[Records excerpted from a collection]
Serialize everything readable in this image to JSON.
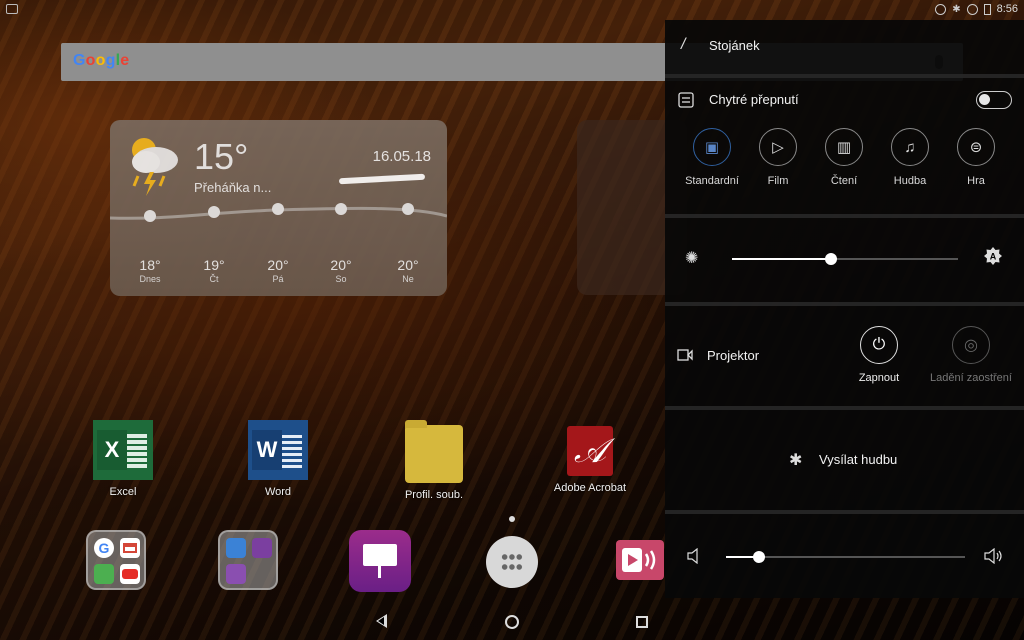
{
  "status_bar": {
    "time": "8:56"
  },
  "search": {
    "logo": "Google"
  },
  "weather": {
    "temperature": "15°",
    "condition": "Přeháňka n...",
    "date": "16.05.18",
    "forecast": [
      {
        "temp": "18°",
        "day": "Dnes"
      },
      {
        "temp": "19°",
        "day": "Čt"
      },
      {
        "temp": "20°",
        "day": "Pá"
      },
      {
        "temp": "20°",
        "day": "So"
      },
      {
        "temp": "20°",
        "day": "Ne"
      }
    ]
  },
  "apps": {
    "excel": "Excel",
    "word": "Word",
    "files": "Profil. soub.",
    "acrobat": "Adobe Acrobat"
  },
  "panel": {
    "stand_label": "Stojánek",
    "smart_switch_label": "Chytré přepnutí",
    "modes": [
      "Standardní",
      "Film",
      "Čtení",
      "Hudba",
      "Hra"
    ],
    "brightness_level": 0.44,
    "projector_label": "Projektor",
    "power_label": "Zapnout",
    "focus_label": "Ladění zaostření",
    "broadcast_label": "Vysílat hudbu",
    "volume_level": 0.14
  }
}
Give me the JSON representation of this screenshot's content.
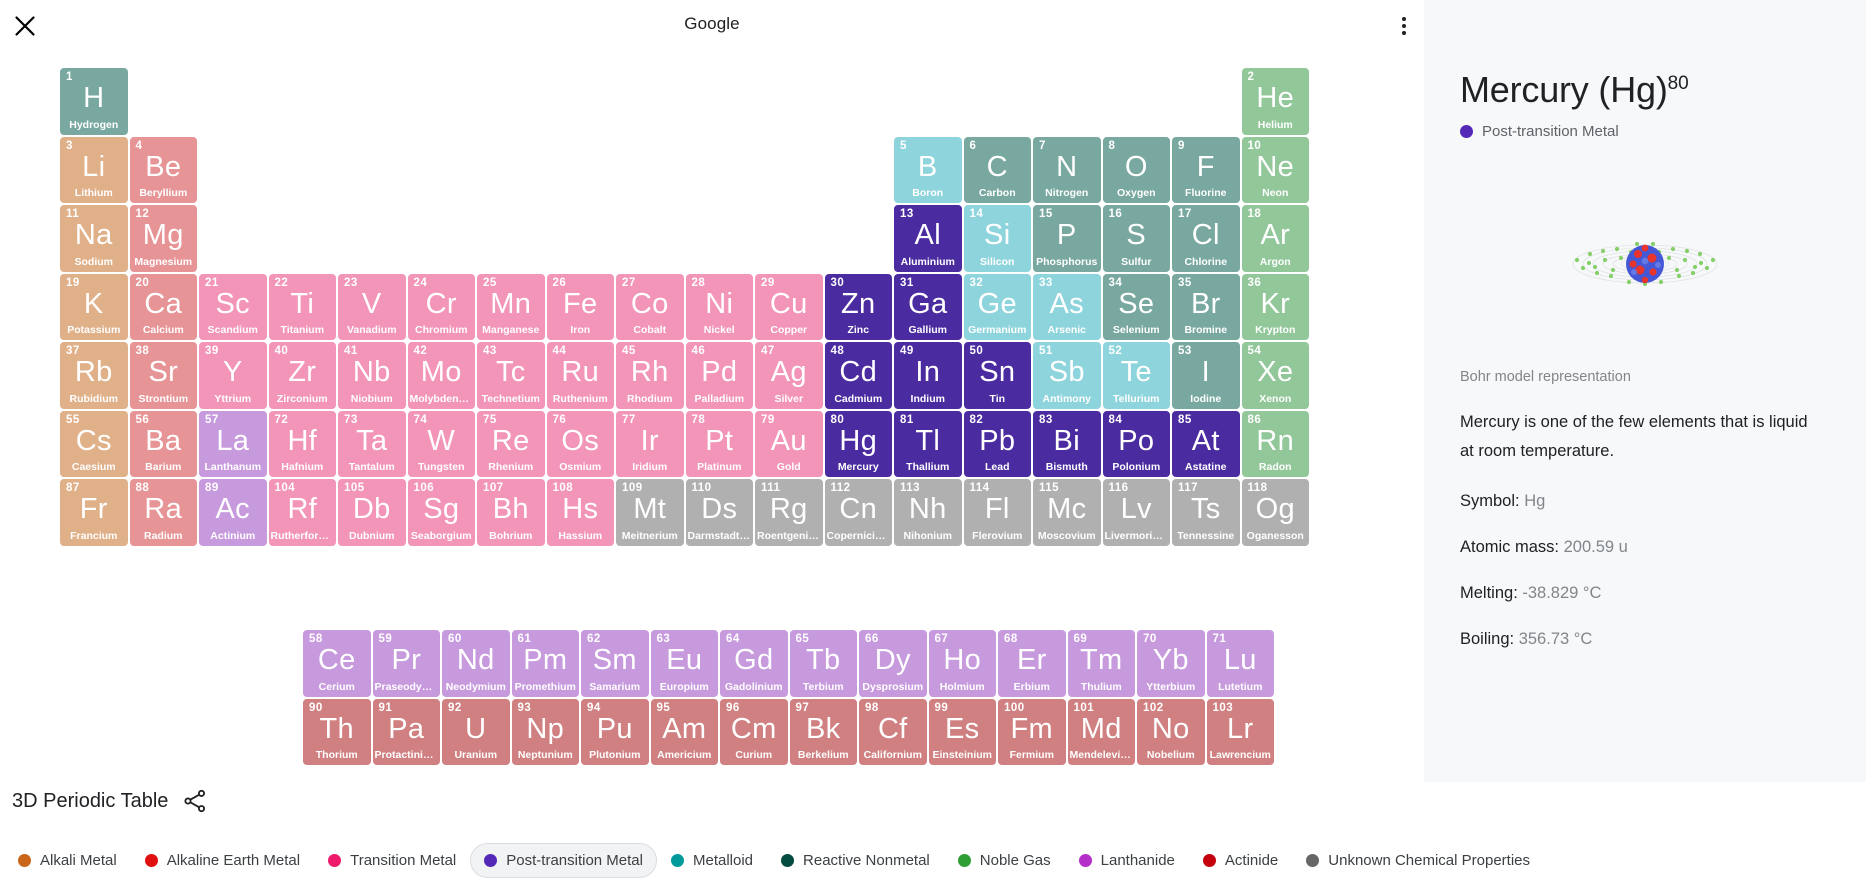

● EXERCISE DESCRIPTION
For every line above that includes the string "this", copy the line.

● WRITTEN ANSWER
Serialize everything readable in this image to JSON.
Give me the JSON representation of this screenshot's content.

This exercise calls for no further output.